What you are asked to do: All entries given below are to be returned word for word.

++++ Provided records ++++

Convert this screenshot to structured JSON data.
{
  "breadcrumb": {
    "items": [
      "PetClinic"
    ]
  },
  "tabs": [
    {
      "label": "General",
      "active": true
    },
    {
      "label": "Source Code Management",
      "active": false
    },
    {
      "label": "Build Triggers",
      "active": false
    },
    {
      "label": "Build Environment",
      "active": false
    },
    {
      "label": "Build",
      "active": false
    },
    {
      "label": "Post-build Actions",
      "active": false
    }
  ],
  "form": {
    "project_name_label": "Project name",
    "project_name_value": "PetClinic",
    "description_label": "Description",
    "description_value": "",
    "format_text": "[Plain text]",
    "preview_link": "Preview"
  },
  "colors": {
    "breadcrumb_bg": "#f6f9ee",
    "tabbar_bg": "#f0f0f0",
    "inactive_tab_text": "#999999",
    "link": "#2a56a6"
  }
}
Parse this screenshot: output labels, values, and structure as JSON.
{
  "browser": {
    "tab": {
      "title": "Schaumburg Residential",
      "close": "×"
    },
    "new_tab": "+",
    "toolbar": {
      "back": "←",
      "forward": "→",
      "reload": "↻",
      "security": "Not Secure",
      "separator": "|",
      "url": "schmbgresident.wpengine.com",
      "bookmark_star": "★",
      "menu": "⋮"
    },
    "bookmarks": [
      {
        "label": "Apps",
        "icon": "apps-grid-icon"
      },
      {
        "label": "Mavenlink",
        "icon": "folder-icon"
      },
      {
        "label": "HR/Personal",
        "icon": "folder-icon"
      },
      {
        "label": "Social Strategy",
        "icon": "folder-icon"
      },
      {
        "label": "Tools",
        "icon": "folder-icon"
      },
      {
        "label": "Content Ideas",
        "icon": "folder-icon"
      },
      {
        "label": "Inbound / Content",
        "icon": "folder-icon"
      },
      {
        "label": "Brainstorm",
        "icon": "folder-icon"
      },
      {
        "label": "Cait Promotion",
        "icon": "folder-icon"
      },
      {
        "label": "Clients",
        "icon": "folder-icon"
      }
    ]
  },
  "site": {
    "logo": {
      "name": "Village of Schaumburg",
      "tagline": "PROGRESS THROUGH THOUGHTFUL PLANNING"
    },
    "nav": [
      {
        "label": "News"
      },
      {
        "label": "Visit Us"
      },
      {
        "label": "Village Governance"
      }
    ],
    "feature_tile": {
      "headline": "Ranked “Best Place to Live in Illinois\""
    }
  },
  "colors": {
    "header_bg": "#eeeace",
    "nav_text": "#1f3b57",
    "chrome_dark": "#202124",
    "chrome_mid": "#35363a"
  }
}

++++

Output of the exercise:
Convert this screenshot to structured JSON data.
{
  "breadcrumb": {
    "items": [
      "PetClinic"
    ]
  },
  "tabs": [
    {
      "label": "General",
      "active": true
    },
    {
      "label": "Source Code Management",
      "active": false
    },
    {
      "label": "Build Triggers",
      "active": false
    },
    {
      "label": "Build Environment",
      "active": false
    },
    {
      "label": "Build",
      "active": false
    },
    {
      "label": "Post-build Actions",
      "active": false
    }
  ],
  "form": {
    "project_name_label": "Project name",
    "project_name_value": "PetClinic",
    "description_label": "Description",
    "description_value": "",
    "format_text": "[Plain text]",
    "preview_link": "Preview"
  },
  "colors": {
    "breadcrumb_bg": "#f6f9ee",
    "tabbar_bg": "#f0f0f0",
    "inactive_tab_text": "#999999",
    "link": "#2a56a6"
  }
}
Parse this screenshot: output labels, values, and structure as JSON.
{
  "browser": {
    "tab": {
      "title": "Schaumburg Residential",
      "close": "×"
    },
    "new_tab": "+",
    "toolbar": {
      "back": "←",
      "forward": "→",
      "reload": "↻",
      "security": "Not Secure",
      "separator": "|",
      "url": "schmbgresident.wpengine.com",
      "bookmark_star": "★",
      "menu": "⋮"
    },
    "bookmarks": [
      {
        "label": "Apps",
        "icon": "apps-grid-icon"
      },
      {
        "label": "Mavenlink",
        "icon": "folder-icon"
      },
      {
        "label": "HR/Personal",
        "icon": "folder-icon"
      },
      {
        "label": "Social Strategy",
        "icon": "folder-icon"
      },
      {
        "label": "Tools",
        "icon": "folder-icon"
      },
      {
        "label": "Content Ideas",
        "icon": "folder-icon"
      },
      {
        "label": "Inbound / Content",
        "icon": "folder-icon"
      },
      {
        "label": "Brainstorm",
        "icon": "folder-icon"
      },
      {
        "label": "Cait Promotion",
        "icon": "folder-icon"
      },
      {
        "label": "Clients",
        "icon": "folder-icon"
      }
    ]
  },
  "site": {
    "logo": {
      "name": "Village of Schaumburg",
      "tagline": "PROGRESS THROUGH THOUGHTFUL PLANNING"
    },
    "nav": [
      {
        "label": "News"
      },
      {
        "label": "Visit Us"
      },
      {
        "label": "Village Governance"
      }
    ],
    "feature_tile": {
      "headline": "Ranked “Best Place to Live in Illinois\""
    }
  },
  "colors": {
    "header_bg": "#eeeace",
    "nav_text": "#1f3b57",
    "chrome_dark": "#202124",
    "chrome_mid": "#35363a"
  }
}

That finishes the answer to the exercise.